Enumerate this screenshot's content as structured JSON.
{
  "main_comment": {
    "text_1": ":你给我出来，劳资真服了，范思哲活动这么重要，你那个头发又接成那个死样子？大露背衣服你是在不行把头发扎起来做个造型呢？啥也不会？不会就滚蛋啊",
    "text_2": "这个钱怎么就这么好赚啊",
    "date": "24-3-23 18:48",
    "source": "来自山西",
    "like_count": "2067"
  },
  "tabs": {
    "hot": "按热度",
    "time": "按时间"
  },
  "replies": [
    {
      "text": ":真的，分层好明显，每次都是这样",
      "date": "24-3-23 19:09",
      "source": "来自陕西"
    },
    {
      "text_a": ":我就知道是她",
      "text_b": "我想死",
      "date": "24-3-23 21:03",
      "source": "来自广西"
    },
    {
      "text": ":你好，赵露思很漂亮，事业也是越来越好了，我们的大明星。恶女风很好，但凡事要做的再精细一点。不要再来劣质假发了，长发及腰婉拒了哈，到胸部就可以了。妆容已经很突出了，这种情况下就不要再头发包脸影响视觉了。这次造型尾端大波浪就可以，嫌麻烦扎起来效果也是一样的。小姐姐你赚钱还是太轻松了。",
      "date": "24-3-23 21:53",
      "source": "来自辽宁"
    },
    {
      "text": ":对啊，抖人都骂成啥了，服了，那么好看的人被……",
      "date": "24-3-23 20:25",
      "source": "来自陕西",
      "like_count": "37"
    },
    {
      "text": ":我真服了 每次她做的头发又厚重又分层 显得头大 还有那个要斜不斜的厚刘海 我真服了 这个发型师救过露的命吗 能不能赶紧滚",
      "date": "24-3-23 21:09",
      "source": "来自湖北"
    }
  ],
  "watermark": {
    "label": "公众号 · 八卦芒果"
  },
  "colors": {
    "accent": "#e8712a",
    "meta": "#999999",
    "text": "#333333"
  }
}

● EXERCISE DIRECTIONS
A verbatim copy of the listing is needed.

● OUTPUT OF THE TASK
Enumerate this screenshot's content as structured JSON.
{
  "main_comment": {
    "text_1": ":你给我出来，劳资真服了，范思哲活动这么重要，你那个头发又接成那个死样子？大露背衣服你是在不行把头发扎起来做个造型呢？啥也不会？不会就滚蛋啊",
    "text_2": "这个钱怎么就这么好赚啊",
    "date": "24-3-23 18:48",
    "source": "来自山西",
    "like_count": "2067"
  },
  "tabs": {
    "hot": "按热度",
    "time": "按时间"
  },
  "replies": [
    {
      "text": ":真的，分层好明显，每次都是这样",
      "date": "24-3-23 19:09",
      "source": "来自陕西"
    },
    {
      "text_a": ":我就知道是她",
      "text_b": "我想死",
      "date": "24-3-23 21:03",
      "source": "来自广西"
    },
    {
      "text": ":你好，赵露思很漂亮，事业也是越来越好了，我们的大明星。恶女风很好，但凡事要做的再精细一点。不要再来劣质假发了，长发及腰婉拒了哈，到胸部就可以了。妆容已经很突出了，这种情况下就不要再头发包脸影响视觉了。这次造型尾端大波浪就可以，嫌麻烦扎起来效果也是一样的。小姐姐你赚钱还是太轻松了。",
      "date": "24-3-23 21:53",
      "source": "来自辽宁"
    },
    {
      "text": ":对啊，抖人都骂成啥了，服了，那么好看的人被……",
      "date": "24-3-23 20:25",
      "source": "来自陕西",
      "like_count": "37"
    },
    {
      "text": ":我真服了 每次她做的头发又厚重又分层 显得头大 还有那个要斜不斜的厚刘海 我真服了 这个发型师救过露的命吗 能不能赶紧滚",
      "date": "24-3-23 21:09",
      "source": "来自湖北"
    }
  ],
  "watermark": {
    "label": "公众号 · 八卦芒果"
  },
  "colors": {
    "accent": "#e8712a",
    "meta": "#999999",
    "text": "#333333"
  }
}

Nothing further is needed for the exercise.